What you are asked to do: Reproduce every record below word for word and include no pictures.

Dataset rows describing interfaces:
+ + + + +
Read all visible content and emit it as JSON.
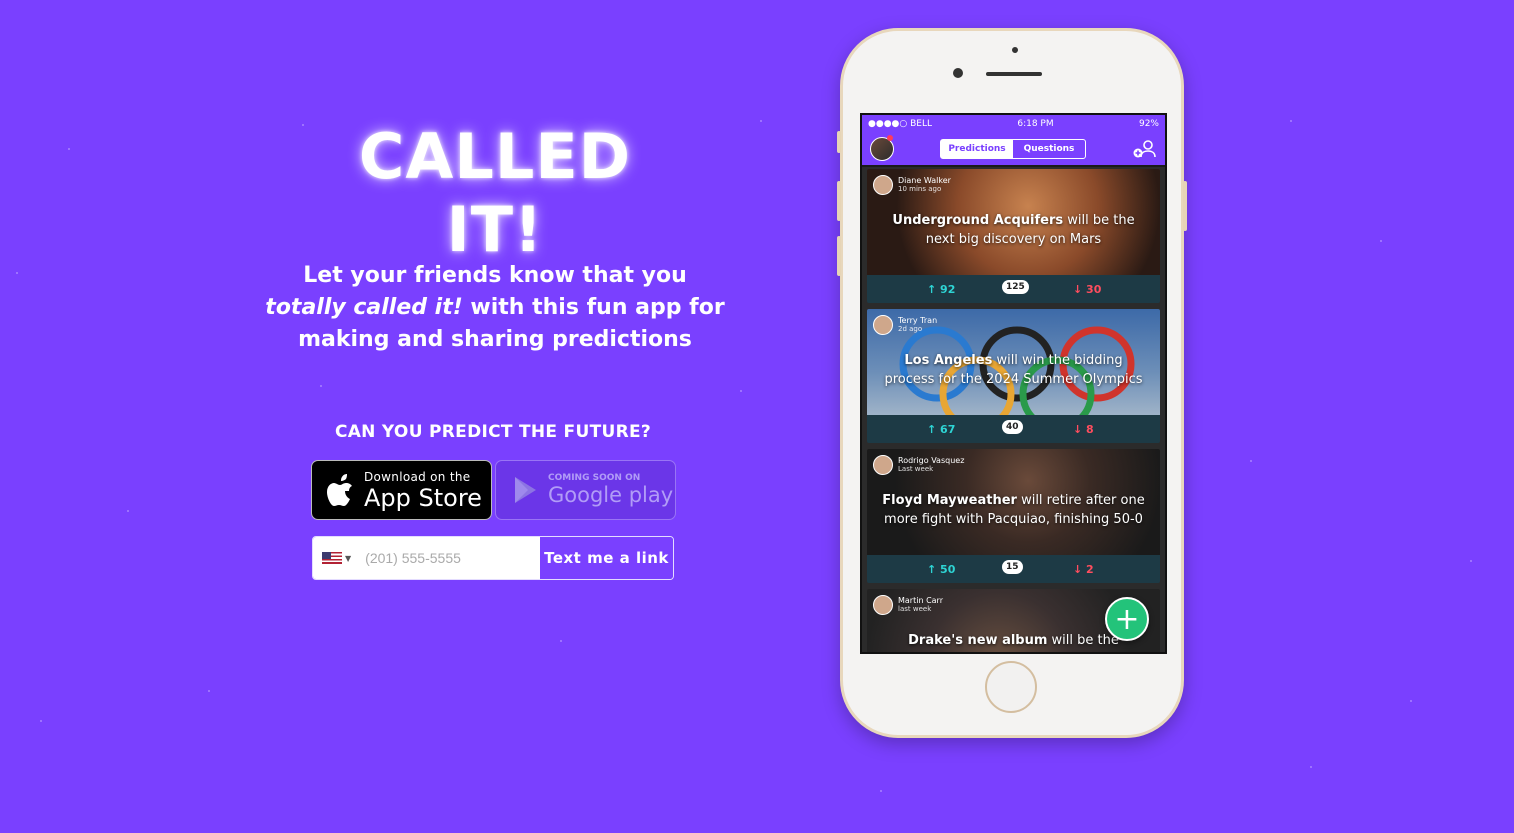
{
  "logo": "CALLED IT!",
  "tagline": {
    "part1": "Let your friends know that you ",
    "emphasis": "totally called it!",
    "part2": " with this fun app for making and sharing predictions"
  },
  "cta_heading": "CAN YOU PREDICT THE FUTURE?",
  "app_store": {
    "small": "Download on the",
    "big": "App Store"
  },
  "google_play": {
    "small": "COMING SOON ON",
    "big": "Google play"
  },
  "sms": {
    "placeholder": "(201) 555-5555",
    "button": "Text me a link",
    "flag": "us-flag-icon"
  },
  "phone": {
    "status": {
      "carrier": "●●●●○ BELL",
      "time": "6:18 PM",
      "battery": "92%"
    },
    "tabs": [
      "Predictions",
      "Questions"
    ],
    "feed": [
      {
        "user": "Diane Walker",
        "time": "10 mins ago",
        "bold": "Underground Acquifers",
        "text": " will be the next big discovery on Mars",
        "up": "92",
        "comments": "125",
        "down": "30",
        "bg": "#8a4a2a"
      },
      {
        "user": "Terry Tran",
        "time": "2d ago",
        "bold": "Los Angeles",
        "text": " will win the bidding process for the 2024 Summer Olympics",
        "up": "67",
        "comments": "40",
        "down": "8",
        "bg": "#4a6a9a"
      },
      {
        "user": "Rodrigo Vasquez",
        "time": "Last week",
        "bold": "Floyd Mayweather",
        "text": " will retire after one more fight with Pacquiao, finishing 50-0",
        "up": "50",
        "comments": "15",
        "down": "2",
        "bg": "#3a3a3a"
      },
      {
        "user": "Martin Carr",
        "time": "last week",
        "bold": "Drake's new album",
        "text": " will be the",
        "up": "",
        "comments": "",
        "down": "",
        "bg": "#555"
      }
    ],
    "fab": "+"
  }
}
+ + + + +
Answer for the task:
Read all visible content and emit it as JSON.
{
  "logo": "CALLED IT!",
  "tagline": {
    "part1": "Let your friends know that you ",
    "emphasis": "totally called it!",
    "part2": " with this fun app for making and sharing predictions"
  },
  "cta_heading": "CAN YOU PREDICT THE FUTURE?",
  "app_store": {
    "small": "Download on the",
    "big": "App Store"
  },
  "google_play": {
    "small": "COMING SOON ON",
    "big": "Google play"
  },
  "sms": {
    "placeholder": "(201) 555-5555",
    "button": "Text me a link",
    "flag": "us-flag-icon"
  },
  "phone": {
    "status": {
      "carrier": "●●●●○ BELL",
      "time": "6:18 PM",
      "battery": "92%"
    },
    "tabs": [
      "Predictions",
      "Questions"
    ],
    "feed": [
      {
        "user": "Diane Walker",
        "time": "10 mins ago",
        "bold": "Underground Acquifers",
        "text": " will be the next big discovery on Mars",
        "up": "92",
        "comments": "125",
        "down": "30",
        "bg": "#8a4a2a"
      },
      {
        "user": "Terry Tran",
        "time": "2d ago",
        "bold": "Los Angeles",
        "text": " will win the bidding process for the 2024 Summer Olympics",
        "up": "67",
        "comments": "40",
        "down": "8",
        "bg": "#4a6a9a"
      },
      {
        "user": "Rodrigo Vasquez",
        "time": "Last week",
        "bold": "Floyd Mayweather",
        "text": " will retire after one more fight with Pacquiao, finishing 50-0",
        "up": "50",
        "comments": "15",
        "down": "2",
        "bg": "#3a3a3a"
      },
      {
        "user": "Martin Carr",
        "time": "last week",
        "bold": "Drake's new album",
        "text": " will be the",
        "up": "",
        "comments": "",
        "down": "",
        "bg": "#555"
      }
    ],
    "fab": "+"
  }
}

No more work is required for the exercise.